B Minkowski diagram

Tags:
1. Jun 21, 2016

jannesvanpoppelen

Something that has been bothering me for a while is this question. As seen from this Minkowski diagram,http://imgur.com/GkBN2HQ , the angle between x and x' is equally big as the angle between ct and ct'. I really can't seem to figure out why this is, although I think it has to do with the second postulate of special relativity, which is "The speed of light in free space has the same value c in all inertial frames of reference". Is there anyone here that might be able to help me? Kind regards (English is not my native language. Sorry)

Attached Files:

File size:
54.8 KB
Views:
102
2. Jun 21, 2016

Orodruin

Staff Emeritus
The postulates of SR lead to the Lorentz transformations:
$$ct' = \gamma(ct - vx/c)$$
$$x' = \gamma(x - vct/c)$$
The $t'$ axis is given by $t' = 0$ and so for this axis $ct = (v/c)x$. The $x'$ axis is instead given by $x' = 0$ leading to $ct = (c/v)x$. Therefore the slope of the $x'$ axis is the reciprocal of the slope of the $t'$ axis, which means they must be the same angle from the $x$ and $t$ axes, respectively.

3. Jun 21, 2016

m4r35n357

There seems to be a good answer (not mine!) on Reddit ;)

4. Jun 21, 2016

jannesvanpoppelen

Yeah, I asked it on reddit aswell, yet I am basically a newcommer on SR and I don't really have a clue what is meant by that. Maybe that you can elaborate any further?

5. Jun 21, 2016

robphy

Here's a diagram to go along with @Orodruin 's reply.
https://www.desmos.com/calculator/ti58l2sair [my t axis is horizontal ]

The Lorentz Transformations mentioned above preserves the unit hyperbola (that is, under that Lorentz Transformation, the events on the future unit hyperbola are mapped to the same hyperbola), whose asymptotes are lightlike---that is to say, all frames of reference agree on the same value of the speed of light (maximum signal speed).

An inertial worldline (the t'-axis) drawn from the "center" of the hyperbola into the future light cone intersects the hyperbola at an event.
Think of this worldline as a radius vector from the center.
The tangent line to the hyperbola here is "spacetime-perpendicular" (perpendicular in Minkowski spacetime geometry) to the worldline.
Think "tangent to a circle is perpendicular to radius".
Physically, this tangent line determines the x'-axis.... That observer's "space" direction is perpendicular to that observer's "time" direction.
Additionally, this tangent line has the "same value of t' " for that observer---this is that observer's line of simultaneity.

Try changing the E-slider.... to the Euclidean case (when E= -1) and the Galilean case (when E=0).

Now there is another way to think about this using a "clock diamond" (shameless plug for my Insights article) and its diagonals.
Here is a geogebra diagram from
https://www.geogebra.org/m/Jq4jDMRW
https://www.geogebra.org/files/00/03/71/96/material-3719659-thumb.png?v=1466261681

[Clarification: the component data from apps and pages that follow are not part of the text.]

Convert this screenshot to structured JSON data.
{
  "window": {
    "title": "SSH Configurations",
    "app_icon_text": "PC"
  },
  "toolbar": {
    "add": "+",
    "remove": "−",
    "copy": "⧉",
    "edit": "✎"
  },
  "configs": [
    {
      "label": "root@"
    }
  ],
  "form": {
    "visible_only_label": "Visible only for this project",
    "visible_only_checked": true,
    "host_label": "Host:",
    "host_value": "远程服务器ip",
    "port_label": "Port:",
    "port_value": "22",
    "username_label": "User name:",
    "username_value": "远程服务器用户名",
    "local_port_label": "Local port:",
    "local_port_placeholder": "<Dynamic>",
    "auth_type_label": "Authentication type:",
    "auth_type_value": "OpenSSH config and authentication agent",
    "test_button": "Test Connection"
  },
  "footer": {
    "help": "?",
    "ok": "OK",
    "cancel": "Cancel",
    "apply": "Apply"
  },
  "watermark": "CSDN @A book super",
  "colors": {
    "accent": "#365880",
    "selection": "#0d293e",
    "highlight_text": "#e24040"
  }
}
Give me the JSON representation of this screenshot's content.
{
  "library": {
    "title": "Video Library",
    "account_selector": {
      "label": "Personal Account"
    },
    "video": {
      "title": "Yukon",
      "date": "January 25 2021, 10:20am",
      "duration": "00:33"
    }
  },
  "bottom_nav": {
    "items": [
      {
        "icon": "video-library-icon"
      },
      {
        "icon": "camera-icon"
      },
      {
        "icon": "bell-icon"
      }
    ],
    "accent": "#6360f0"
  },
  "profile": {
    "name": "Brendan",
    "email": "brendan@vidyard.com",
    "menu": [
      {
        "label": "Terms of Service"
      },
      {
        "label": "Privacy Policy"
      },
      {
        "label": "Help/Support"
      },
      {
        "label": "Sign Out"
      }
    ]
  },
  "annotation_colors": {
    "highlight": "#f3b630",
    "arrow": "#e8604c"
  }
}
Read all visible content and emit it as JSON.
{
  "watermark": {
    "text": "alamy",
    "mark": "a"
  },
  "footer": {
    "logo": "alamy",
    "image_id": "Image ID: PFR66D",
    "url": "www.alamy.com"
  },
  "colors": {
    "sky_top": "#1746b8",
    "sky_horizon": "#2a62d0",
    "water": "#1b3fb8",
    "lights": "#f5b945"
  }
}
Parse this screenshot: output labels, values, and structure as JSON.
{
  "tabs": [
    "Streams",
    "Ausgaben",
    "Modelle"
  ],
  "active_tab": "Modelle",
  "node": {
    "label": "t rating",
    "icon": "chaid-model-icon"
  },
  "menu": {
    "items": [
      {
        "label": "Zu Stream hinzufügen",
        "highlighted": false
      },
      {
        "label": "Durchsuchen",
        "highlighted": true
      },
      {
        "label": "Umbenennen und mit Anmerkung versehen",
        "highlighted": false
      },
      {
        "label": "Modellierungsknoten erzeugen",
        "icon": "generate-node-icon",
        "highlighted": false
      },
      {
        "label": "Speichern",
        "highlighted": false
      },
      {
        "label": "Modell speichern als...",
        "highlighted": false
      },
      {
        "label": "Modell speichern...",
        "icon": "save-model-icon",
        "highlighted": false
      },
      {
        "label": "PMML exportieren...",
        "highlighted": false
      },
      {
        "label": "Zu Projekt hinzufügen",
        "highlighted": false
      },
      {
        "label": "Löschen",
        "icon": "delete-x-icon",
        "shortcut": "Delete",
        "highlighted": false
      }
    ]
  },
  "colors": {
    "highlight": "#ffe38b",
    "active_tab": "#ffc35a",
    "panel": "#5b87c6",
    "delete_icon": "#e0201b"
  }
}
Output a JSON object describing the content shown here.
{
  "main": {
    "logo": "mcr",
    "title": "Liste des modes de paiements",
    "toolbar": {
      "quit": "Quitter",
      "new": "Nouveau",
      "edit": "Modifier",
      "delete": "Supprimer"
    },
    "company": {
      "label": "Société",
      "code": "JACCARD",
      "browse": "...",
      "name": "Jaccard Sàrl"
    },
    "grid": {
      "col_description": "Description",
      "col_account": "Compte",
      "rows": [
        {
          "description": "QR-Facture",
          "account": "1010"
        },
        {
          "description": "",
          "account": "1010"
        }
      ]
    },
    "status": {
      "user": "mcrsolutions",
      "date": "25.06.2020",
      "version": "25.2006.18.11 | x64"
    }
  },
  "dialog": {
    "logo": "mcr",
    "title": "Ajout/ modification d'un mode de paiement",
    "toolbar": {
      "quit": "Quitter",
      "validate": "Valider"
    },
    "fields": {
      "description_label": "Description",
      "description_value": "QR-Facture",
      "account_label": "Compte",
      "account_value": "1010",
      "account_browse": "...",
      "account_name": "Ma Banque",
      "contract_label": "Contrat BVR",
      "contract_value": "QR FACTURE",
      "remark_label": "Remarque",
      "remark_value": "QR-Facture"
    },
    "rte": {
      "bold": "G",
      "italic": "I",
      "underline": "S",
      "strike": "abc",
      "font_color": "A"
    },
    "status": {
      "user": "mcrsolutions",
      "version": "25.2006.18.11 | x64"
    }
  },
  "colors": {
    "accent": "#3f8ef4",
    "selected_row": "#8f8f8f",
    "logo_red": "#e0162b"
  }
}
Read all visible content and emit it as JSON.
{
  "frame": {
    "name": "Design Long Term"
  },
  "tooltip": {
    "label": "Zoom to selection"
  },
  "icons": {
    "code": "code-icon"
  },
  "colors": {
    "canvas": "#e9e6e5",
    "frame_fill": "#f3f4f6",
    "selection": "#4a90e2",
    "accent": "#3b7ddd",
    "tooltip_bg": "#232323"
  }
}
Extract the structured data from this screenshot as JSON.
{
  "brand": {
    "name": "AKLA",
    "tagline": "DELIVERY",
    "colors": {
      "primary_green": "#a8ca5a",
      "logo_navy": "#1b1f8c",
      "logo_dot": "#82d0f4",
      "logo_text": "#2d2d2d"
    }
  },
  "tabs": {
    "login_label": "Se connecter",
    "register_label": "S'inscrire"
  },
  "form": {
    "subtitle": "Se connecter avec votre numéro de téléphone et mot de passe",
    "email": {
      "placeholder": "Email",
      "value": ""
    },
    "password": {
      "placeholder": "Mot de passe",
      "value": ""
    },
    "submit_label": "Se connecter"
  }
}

Last edited: Jun 21, 2016
6. Jun 21, 2016

jannesvanpoppelen

its updated from I to B now, sorry I am new here

7. Jun 21, 2016

Ibix

It's related to why the angle between x and x' is the same as the angle between y and y' when the primed and unprimed coordinates are related by a rotation. The Lorentz transforms are rotations that do not follow the rules of Euclidean geometry, but rather hyperbolic geometry.

I'm not sure there's really any more to it than that. A Minkowski diagram isn't really what spacetime looks like (assuming "what it looks like" is even a coherent concept). It is, however, a good visualisation and symmetries in the reality are reflected in the visualisation

8. Jun 21, 2016

robphy

Your diagram shows a portion of a causal diamond.
But here's how to think about the x'-axis.
First use units so that light signals are at 45 degrees.

When an observer sends out a light signal and receives its echo,
the event that reflected the signal is, according that observer, simultaneous with the halfway time between sending and receiving. That is, if the observer sent out a light signal at t'=4 sec and received its echo at t'=6 sec, the reflecting event Q must have occurred at t'=5 sec... (at x'=1 light sec). So where is this Q? Draw a forward in space light signal at 45 degrees from the emission event. Where to stop? From the reception event, draw a light signal that arrives from the past from forward in space. The intersection gives Q. The diagram you posted did exactly this by sending at A, reflecting at B, and receiving at C.

The x'-axis is parallel to the line that joins B to the midpoint-event D on the observer worldline between emission at A and reception at C. That line is dotted on your diagram.

The t' and x' axes are reflections about the forward light signal. So the angles are equal.

Last edited: Jun 21, 2016
9. Jun 22, 2016

arydberg

10. Jun 22, 2016